Items from an interface collection
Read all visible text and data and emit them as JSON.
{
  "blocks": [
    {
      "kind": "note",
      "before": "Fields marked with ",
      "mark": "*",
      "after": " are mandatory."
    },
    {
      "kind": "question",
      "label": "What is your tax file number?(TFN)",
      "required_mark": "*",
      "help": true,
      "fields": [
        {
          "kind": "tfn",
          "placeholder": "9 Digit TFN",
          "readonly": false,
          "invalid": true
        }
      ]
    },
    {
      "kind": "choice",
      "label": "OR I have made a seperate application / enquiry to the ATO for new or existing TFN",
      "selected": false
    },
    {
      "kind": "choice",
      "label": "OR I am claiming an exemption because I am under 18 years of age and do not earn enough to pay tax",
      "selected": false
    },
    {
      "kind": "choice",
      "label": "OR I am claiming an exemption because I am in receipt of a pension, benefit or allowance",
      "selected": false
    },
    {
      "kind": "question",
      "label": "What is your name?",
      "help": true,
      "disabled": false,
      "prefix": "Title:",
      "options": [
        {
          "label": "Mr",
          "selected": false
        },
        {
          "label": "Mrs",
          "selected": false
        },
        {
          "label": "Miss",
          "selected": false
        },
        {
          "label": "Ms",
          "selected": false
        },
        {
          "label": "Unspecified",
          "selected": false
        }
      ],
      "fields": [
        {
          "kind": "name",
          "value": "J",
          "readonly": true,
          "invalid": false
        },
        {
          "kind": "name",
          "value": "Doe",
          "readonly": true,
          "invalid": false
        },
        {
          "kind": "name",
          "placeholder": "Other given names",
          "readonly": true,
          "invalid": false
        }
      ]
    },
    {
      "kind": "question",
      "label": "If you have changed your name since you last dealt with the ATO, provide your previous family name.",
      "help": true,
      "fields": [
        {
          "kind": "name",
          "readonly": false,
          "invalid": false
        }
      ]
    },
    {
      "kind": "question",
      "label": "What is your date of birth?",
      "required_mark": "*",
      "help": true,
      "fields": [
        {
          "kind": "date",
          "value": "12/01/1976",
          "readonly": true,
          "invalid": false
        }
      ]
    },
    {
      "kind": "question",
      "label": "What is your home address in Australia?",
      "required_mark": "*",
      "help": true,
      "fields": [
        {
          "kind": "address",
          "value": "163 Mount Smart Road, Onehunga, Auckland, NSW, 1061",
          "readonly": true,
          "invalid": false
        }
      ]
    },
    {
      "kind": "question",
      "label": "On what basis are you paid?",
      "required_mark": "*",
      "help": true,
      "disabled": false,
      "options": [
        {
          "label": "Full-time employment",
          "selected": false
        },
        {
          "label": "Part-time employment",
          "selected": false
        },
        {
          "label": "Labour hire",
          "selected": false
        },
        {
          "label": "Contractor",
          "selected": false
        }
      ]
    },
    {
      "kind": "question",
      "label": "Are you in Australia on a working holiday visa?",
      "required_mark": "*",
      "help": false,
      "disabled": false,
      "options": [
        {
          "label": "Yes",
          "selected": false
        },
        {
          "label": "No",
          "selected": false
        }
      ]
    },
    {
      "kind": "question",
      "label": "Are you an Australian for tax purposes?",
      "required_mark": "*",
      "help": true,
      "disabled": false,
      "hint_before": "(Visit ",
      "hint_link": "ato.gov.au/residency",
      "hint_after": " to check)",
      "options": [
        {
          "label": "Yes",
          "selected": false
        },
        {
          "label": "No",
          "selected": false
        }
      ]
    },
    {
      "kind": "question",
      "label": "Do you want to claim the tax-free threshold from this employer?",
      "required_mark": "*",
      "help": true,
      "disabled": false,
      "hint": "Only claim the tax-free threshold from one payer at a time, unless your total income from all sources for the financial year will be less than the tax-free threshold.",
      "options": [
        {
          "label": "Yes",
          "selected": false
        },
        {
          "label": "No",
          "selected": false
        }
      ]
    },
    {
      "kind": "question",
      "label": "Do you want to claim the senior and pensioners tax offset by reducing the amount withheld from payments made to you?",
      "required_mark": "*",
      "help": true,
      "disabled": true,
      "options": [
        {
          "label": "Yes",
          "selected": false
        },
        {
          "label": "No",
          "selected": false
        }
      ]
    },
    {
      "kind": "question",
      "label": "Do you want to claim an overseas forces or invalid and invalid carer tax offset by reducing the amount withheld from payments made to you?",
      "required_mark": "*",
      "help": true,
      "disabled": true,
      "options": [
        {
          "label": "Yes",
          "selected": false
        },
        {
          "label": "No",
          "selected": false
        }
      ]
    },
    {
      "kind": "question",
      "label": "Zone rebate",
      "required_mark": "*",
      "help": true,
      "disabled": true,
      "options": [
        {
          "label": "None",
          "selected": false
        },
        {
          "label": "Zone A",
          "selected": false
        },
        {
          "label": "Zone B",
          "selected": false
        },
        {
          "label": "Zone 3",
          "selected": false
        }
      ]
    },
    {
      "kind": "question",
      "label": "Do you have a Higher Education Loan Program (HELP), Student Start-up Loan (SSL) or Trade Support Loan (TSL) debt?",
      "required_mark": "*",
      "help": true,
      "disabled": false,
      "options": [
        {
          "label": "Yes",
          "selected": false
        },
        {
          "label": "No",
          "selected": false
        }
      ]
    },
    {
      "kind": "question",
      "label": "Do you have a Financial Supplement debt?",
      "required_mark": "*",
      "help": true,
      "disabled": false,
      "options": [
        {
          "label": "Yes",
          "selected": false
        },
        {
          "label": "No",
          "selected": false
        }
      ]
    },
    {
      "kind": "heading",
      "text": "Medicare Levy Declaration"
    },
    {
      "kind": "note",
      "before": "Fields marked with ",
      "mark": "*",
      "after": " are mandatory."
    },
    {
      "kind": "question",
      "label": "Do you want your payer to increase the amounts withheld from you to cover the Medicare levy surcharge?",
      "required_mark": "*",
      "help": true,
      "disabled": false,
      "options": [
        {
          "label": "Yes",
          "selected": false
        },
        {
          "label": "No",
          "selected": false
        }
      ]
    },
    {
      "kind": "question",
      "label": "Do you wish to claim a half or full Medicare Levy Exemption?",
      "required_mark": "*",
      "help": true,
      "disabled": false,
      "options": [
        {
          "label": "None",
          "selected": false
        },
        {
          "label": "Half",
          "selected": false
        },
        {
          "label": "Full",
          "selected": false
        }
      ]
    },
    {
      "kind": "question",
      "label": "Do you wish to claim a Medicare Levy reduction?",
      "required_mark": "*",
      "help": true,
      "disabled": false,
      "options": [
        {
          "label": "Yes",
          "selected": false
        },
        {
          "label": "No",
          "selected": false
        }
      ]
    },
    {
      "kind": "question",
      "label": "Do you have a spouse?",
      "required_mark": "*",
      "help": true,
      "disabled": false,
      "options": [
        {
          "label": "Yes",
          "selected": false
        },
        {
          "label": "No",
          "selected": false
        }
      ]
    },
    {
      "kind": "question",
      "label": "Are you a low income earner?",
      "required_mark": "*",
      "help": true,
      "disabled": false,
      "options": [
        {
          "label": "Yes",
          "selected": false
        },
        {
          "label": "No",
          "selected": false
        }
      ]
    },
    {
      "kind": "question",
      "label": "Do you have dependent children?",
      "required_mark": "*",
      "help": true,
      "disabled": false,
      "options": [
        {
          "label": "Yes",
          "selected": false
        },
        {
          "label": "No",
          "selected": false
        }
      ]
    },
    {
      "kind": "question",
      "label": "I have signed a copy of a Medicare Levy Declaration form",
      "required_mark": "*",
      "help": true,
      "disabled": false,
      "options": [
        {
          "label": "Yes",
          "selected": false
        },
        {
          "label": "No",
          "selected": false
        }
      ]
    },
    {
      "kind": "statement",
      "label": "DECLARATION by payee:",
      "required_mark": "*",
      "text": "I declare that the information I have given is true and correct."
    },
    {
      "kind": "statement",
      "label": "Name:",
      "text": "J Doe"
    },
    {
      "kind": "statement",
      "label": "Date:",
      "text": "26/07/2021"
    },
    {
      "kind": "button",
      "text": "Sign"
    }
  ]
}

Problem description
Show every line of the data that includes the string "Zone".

Answer to this exercise
      "label": "Zone rebate",
          "label": "Zone A",
          "label": "Zone B",
          "label": "Zone 3",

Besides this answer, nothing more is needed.